in the FDA-monitored clinical trial of the lens, and he is one of a
select few ophthalmologists in the US performing this procedure. Best
of all, he was right here in Eugene.
Prior to surgery, I met with
Dr. Fine and his staff who conducted the most thorough eye exams I
have ever had. His staff was extremely courteous and professional,
making the experience quite pleasant. The actual surgery was almost
a let down; it was so easy and absolutely painless, taking only an
hour. There was a tremendous improve-ment in the operated eye immediately.
Two weeks later, the second eye was done. It has now been a month and
I can see without glasses for the first time in my life. As the Chief
Driving Instructor for the Oregon Region of the Sports Car Club of
America, I have always had to put up with wearing glasses inside my
helmet, and many times they fogged up, causing some anxious moments
at very high speed. Now that has all changed due to the wonderful results
I have absolutely no reservations in recommending this procedure. Dr
. Fine and his staff provided thoroughly professional, gentle care.
I have a feeling that I am going to be the first of many who opt for
this procedure. [ top ]
Kelley “Minty” Morris
I am writing in praise of my recent LASIK eye surgery
and Dr. Fine. Let me start by saying I am someone who doesn’t
even like to have my blood drawn. Despite my nervousness, I went ahead
with the LASIK
procedure to correct my astigmatism and nearsightedness
and I am so glad I did. The surgery is painless, fast and life changing.
I found Dr. Fine and his entire staff to be professional, quick and
Just 8 hours after my surgery I was already seeing very
clearly. The next day my vision was perfect and I even made the drive
back to Klamath Falls. I would highly recommend Dr. Fine and LASIK.
[ top ]
| Billie Brown
Ms. Brown started wearing glasses at age 7 and she hated
them because they slipped down her nose and weren’t comfortable.
In her teenage years she began wearing hard contacts which were somewhat
uncomfortable but better than wearing glasses. She eventually started
wearing soft lenses, and then multifocal contact lenses which never
seemed to fully correct her vision. Later she found she could only
wear the contact lenses for 6 to 8 hours at a time. Being a teacher
she wanted the freedom from glasses so she could concentrate on her
Forever looking for a better solution to correct her
vision she heard about LASIK. She came in for a LASIK screening and
found that LASIK wouldn’t give her all ranges of vision which she desired. Dr.
Fine explained another option to her-the ARRAY
multifocal lens implant.
She welcomed the possibility of seeing near, intermediate and far away
without glasses or contact lenses. Now its 4 years later and she is

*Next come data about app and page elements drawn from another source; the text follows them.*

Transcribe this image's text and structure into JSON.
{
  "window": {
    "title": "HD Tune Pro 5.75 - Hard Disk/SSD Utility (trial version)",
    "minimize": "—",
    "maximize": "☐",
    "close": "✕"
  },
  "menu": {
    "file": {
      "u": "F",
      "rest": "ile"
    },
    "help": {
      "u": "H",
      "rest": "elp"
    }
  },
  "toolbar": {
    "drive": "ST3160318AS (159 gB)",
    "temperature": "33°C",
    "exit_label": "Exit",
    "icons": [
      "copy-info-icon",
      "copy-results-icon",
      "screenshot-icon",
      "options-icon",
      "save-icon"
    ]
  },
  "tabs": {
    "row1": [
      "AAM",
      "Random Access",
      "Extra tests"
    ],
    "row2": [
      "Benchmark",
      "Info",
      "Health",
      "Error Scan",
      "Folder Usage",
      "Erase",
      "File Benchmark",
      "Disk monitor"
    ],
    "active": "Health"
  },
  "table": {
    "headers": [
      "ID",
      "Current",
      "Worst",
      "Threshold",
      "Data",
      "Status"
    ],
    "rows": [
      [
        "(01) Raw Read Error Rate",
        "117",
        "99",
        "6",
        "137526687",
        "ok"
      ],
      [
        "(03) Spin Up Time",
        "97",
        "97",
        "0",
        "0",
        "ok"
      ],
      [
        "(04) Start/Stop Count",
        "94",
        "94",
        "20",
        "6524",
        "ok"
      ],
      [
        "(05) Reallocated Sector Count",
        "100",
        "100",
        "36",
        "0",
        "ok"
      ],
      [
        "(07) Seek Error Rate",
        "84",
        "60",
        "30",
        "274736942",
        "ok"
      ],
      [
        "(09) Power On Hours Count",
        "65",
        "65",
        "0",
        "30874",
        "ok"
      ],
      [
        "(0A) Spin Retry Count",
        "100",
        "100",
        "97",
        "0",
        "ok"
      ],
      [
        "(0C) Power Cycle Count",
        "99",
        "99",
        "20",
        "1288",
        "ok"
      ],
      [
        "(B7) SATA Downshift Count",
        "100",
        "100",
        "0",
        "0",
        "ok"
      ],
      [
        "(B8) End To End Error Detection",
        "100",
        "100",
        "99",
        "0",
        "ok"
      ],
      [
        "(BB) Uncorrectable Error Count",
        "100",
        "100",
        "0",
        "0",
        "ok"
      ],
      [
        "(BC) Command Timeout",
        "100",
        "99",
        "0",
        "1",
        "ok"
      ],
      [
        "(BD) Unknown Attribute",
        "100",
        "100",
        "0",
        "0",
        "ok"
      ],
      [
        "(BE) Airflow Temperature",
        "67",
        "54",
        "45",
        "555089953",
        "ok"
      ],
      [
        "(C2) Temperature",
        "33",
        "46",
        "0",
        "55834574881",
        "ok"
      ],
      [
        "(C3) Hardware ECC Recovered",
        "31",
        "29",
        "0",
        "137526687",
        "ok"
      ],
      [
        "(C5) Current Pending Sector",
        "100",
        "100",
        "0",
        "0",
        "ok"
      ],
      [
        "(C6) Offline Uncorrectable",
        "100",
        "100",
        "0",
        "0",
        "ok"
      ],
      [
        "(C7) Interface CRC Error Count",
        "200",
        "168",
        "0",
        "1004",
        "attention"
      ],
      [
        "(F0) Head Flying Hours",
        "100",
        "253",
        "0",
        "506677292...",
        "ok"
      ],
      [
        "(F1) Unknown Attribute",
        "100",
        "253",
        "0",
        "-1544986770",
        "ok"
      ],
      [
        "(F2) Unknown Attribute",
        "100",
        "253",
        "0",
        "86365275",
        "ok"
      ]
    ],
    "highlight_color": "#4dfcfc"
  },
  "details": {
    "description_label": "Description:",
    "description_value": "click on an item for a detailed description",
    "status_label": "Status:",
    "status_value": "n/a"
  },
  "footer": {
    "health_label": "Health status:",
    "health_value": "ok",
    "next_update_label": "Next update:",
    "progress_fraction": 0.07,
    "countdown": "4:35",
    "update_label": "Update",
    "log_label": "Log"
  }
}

seeing great. “This was a gift,” said Ms. Brown. She’s
working on research projects more now than ever and is more physically
active since her eye surgery. “I wish my ear doctor’s devices
would advance as much as my eye doctor’s devices.” [ top ]